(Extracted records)
○ ○ ○
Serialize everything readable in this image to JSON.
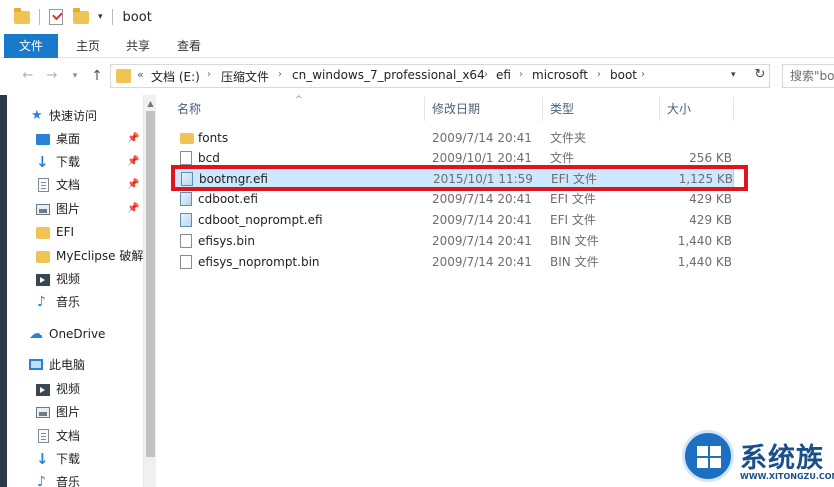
{
  "window": {
    "title": "boot"
  },
  "ribbon": {
    "tabs": [
      {
        "label": "文件"
      },
      {
        "label": "主页"
      },
      {
        "label": "共享"
      },
      {
        "label": "查看"
      }
    ]
  },
  "nav": {
    "back": "←",
    "forward": "→",
    "up": "↑",
    "refresh": "↻"
  },
  "address": {
    "overflow": "«",
    "breadcrumbs": [
      "文档 (E:)",
      "压缩文件",
      "cn_windows_7_professional_x64",
      "efi",
      "microsoft",
      "boot"
    ]
  },
  "search": {
    "placeholder": "搜索\"boot\""
  },
  "sidebar": {
    "quick_access": "快速访问",
    "quick_items": [
      {
        "label": "桌面",
        "icon": "desktop-icon",
        "pinned": true
      },
      {
        "label": "下载",
        "icon": "download-icon",
        "pinned": true
      },
      {
        "label": "文档",
        "icon": "document-icon",
        "pinned": true
      },
      {
        "label": "图片",
        "icon": "picture-icon",
        "pinned": true
      },
      {
        "label": "EFI",
        "icon": "folder-icon",
        "pinned": false
      },
      {
        "label": "MyEclipse 破解",
        "icon": "folder-icon",
        "pinned": false
      },
      {
        "label": "视频",
        "icon": "video-icon",
        "pinned": false
      },
      {
        "label": "音乐",
        "icon": "music-icon",
        "pinned": false
      }
    ],
    "onedrive": "OneDrive",
    "this_pc": "此电脑",
    "pc_items": [
      {
        "label": "视频",
        "icon": "video-icon"
      },
      {
        "label": "图片",
        "icon": "picture-icon"
      },
      {
        "label": "文档",
        "icon": "document-icon"
      },
      {
        "label": "下载",
        "icon": "download-icon"
      },
      {
        "label": "音乐",
        "icon": "music-icon"
      }
    ]
  },
  "filelist": {
    "columns": {
      "name": "名称",
      "modified": "修改日期",
      "type": "类型",
      "size": "大小"
    },
    "rows": [
      {
        "name": "fonts",
        "modified": "2009/7/14 20:41",
        "type": "文件夹",
        "size": "",
        "icon": "folder-icon"
      },
      {
        "name": "bcd",
        "modified": "2009/10/1 20:41",
        "type": "文件",
        "size": "256 KB",
        "icon": "file-icon"
      },
      {
        "name": "bootmgr.efi",
        "modified": "2015/10/1 11:59",
        "type": "EFI 文件",
        "size": "1,125 KB",
        "icon": "efi-file-icon",
        "selected": true
      },
      {
        "name": "cdboot.efi",
        "modified": "2009/7/14 20:41",
        "type": "EFI 文件",
        "size": "429 KB",
        "icon": "efi-file-icon"
      },
      {
        "name": "cdboot_noprompt.efi",
        "modified": "2009/7/14 20:41",
        "type": "EFI 文件",
        "size": "429 KB",
        "icon": "efi-file-icon"
      },
      {
        "name": "efisys.bin",
        "modified": "2009/7/14 20:41",
        "type": "BIN 文件",
        "size": "1,440 KB",
        "icon": "file-icon"
      },
      {
        "name": "efisys_noprompt.bin",
        "modified": "2009/7/14 20:41",
        "type": "BIN 文件",
        "size": "1,440 KB",
        "icon": "file-icon"
      }
    ]
  },
  "watermark": {
    "name": "系统族",
    "url": "WWW.XITONGZU.COM"
  },
  "colors": {
    "accent": "#1979ca",
    "highlight_border": "#e0141c",
    "selection": "#cce8ff"
  }
}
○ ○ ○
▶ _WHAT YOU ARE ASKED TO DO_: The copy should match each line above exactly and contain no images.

▶ _RESULT OF THIS TASK_:
Serialize everything readable in this image to JSON.
{
  "window": {
    "title": "boot"
  },
  "ribbon": {
    "tabs": [
      {
        "label": "文件"
      },
      {
        "label": "主页"
      },
      {
        "label": "共享"
      },
      {
        "label": "查看"
      }
    ]
  },
  "nav": {
    "back": "←",
    "forward": "→",
    "up": "↑",
    "refresh": "↻"
  },
  "address": {
    "overflow": "«",
    "breadcrumbs": [
      "文档 (E:)",
      "压缩文件",
      "cn_windows_7_professional_x64",
      "efi",
      "microsoft",
      "boot"
    ]
  },
  "search": {
    "placeholder": "搜索\"boot\""
  },
  "sidebar": {
    "quick_access": "快速访问",
    "quick_items": [
      {
        "label": "桌面",
        "icon": "desktop-icon",
        "pinned": true
      },
      {
        "label": "下载",
        "icon": "download-icon",
        "pinned": true
      },
      {
        "label": "文档",
        "icon": "document-icon",
        "pinned": true
      },
      {
        "label": "图片",
        "icon": "picture-icon",
        "pinned": true
      },
      {
        "label": "EFI",
        "icon": "folder-icon",
        "pinned": false
      },
      {
        "label": "MyEclipse 破解",
        "icon": "folder-icon",
        "pinned": false
      },
      {
        "label": "视频",
        "icon": "video-icon",
        "pinned": false
      },
      {
        "label": "音乐",
        "icon": "music-icon",
        "pinned": false
      }
    ],
    "onedrive": "OneDrive",
    "this_pc": "此电脑",
    "pc_items": [
      {
        "label": "视频",
        "icon": "video-icon"
      },
      {
        "label": "图片",
        "icon": "picture-icon"
      },
      {
        "label": "文档",
        "icon": "document-icon"
      },
      {
        "label": "下载",
        "icon": "download-icon"
      },
      {
        "label": "音乐",
        "icon": "music-icon"
      }
    ]
  },
  "filelist": {
    "columns": {
      "name": "名称",
      "modified": "修改日期",
      "type": "类型",
      "size": "大小"
    },
    "rows": [
      {
        "name": "fonts",
        "modified": "2009/7/14 20:41",
        "type": "文件夹",
        "size": "",
        "icon": "folder-icon"
      },
      {
        "name": "bcd",
        "modified": "2009/10/1 20:41",
        "type": "文件",
        "size": "256 KB",
        "icon": "file-icon"
      },
      {
        "name": "bootmgr.efi",
        "modified": "2015/10/1 11:59",
        "type": "EFI 文件",
        "size": "1,125 KB",
        "icon": "efi-file-icon",
        "selected": true
      },
      {
        "name": "cdboot.efi",
        "modified": "2009/7/14 20:41",
        "type": "EFI 文件",
        "size": "429 KB",
        "icon": "efi-file-icon"
      },
      {
        "name": "cdboot_noprompt.efi",
        "modified": "2009/7/14 20:41",
        "type": "EFI 文件",
        "size": "429 KB",
        "icon": "efi-file-icon"
      },
      {
        "name": "efisys.bin",
        "modified": "2009/7/14 20:41",
        "type": "BIN 文件",
        "size": "1,440 KB",
        "icon": "file-icon"
      },
      {
        "name": "efisys_noprompt.bin",
        "modified": "2009/7/14 20:41",
        "type": "BIN 文件",
        "size": "1,440 KB",
        "icon": "file-icon"
      }
    ]
  },
  "watermark": {
    "name": "系统族",
    "url": "WWW.XITONGZU.COM"
  },
  "colors": {
    "accent": "#1979ca",
    "highlight_border": "#e0141c",
    "selection": "#cce8ff"
  }
}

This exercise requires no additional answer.